Author Mike Dash has provided us with a thorough description of the corruption and vice in New York City, specifically the Times Square area (Satan's Circus) at the turn of the 20th century. Lieutenant Charley Becker's effort to cover up his graft by eliminating gambler Herman Rosenthal, who planned on blowing the whistle on Becker's crookedness, is covered in great detail. The characters in this book are many with the personality of each given in great detail. Prosecutor Charles Whitman went all out to convict Becker while hoping to advance his own political career. His goal to achieve the presidency of the United States was not achieved, but he did become the two time governor of New York. Ironically he was the one who Becker had to appeal to for a pardon from the then governor Whitman.

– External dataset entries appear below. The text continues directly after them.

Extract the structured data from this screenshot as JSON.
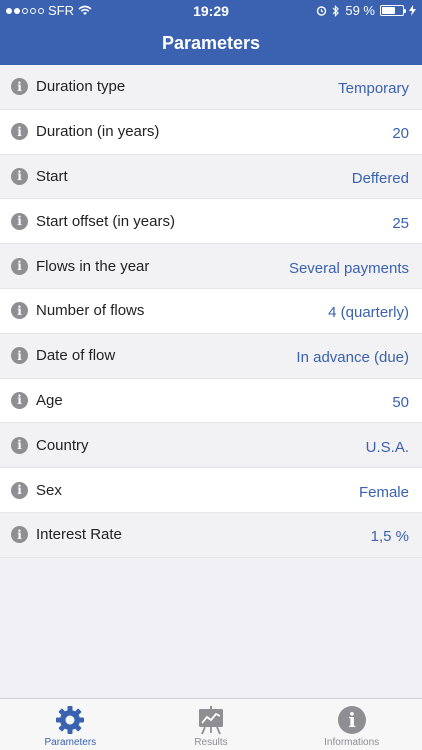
{
  "status_bar": {
    "carrier": "SFR",
    "time": "19:29",
    "battery_text": "59 %",
    "battery_level": 0.59,
    "icons": [
      "signal-icon",
      "wifi-icon",
      "alarm-icon",
      "bluetooth-icon",
      "battery-icon",
      "charging-icon"
    ]
  },
  "header": {
    "title": "Parameters"
  },
  "rows": [
    {
      "label": "Duration type",
      "value": "Temporary"
    },
    {
      "label": "Duration (in years)",
      "value": "20"
    },
    {
      "label": "Start",
      "value": "Deffered"
    },
    {
      "label": "Start offset (in years)",
      "value": "25"
    },
    {
      "label": "Flows in the year",
      "value": "Several payments"
    },
    {
      "label": "Number of flows",
      "value": "4 (quarterly)"
    },
    {
      "label": "Date of flow",
      "value": "In advance (due)"
    },
    {
      "label": "Age",
      "value": "50"
    },
    {
      "label": "Country",
      "value": "U.S.A."
    },
    {
      "label": "Sex",
      "value": "Female"
    },
    {
      "label": "Interest Rate",
      "value": "1,5 %"
    }
  ],
  "tabbar": {
    "tabs": [
      {
        "label": "Parameters",
        "icon": "gear-icon",
        "active": true
      },
      {
        "label": "Results",
        "icon": "chart-board-icon",
        "active": false
      },
      {
        "label": "Informations",
        "icon": "info-icon",
        "active": false
      }
    ]
  },
  "colors": {
    "accent": "#3a62b0",
    "inactive": "#8e8e93"
  }
}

Judge John Goff, all full of himself and drunk with the power of his position, went out of his way to favor the prosecution in Becker's trial. Becker's case was appealed and he received a new trial, but was convicted once again mainly on the basis of a conference a witness heard at a Harlem Conference regarding the case. Four shady characters with nicknames such as Lefty Louie, Whitey, Dago Frank, and Gyp the Blood, were Rosenthal's actual assassins while others such as gamblers Bald Jack Rose and Jack Zelig made the necessary arrangements. This is a story of the murder of Herman Rosenthal, the corruption of the New York police department, and the trial that sent a police lieutenant and the four hired hands to the electric chair in Sing Sing prison. A definite plus of the book is the inclusion of maps of Manhattan in the front to show the location of key events in the story. I am rating this book five stars, but it does have one definite drawback. There are seven photos and one drawing at the front of the book of key players in the story. Photos of the actual murderers and other key individuals should have been included as well. Another book on this subject entitled "The Execution of Officer Becker" by Stanley Cohen included photos of the murderers, the Tombs jail in lower Manhattan, the Bridge of Sighs, and other photos showing New York City during this time period. Both of these books on this subject should find a permanent place in your library.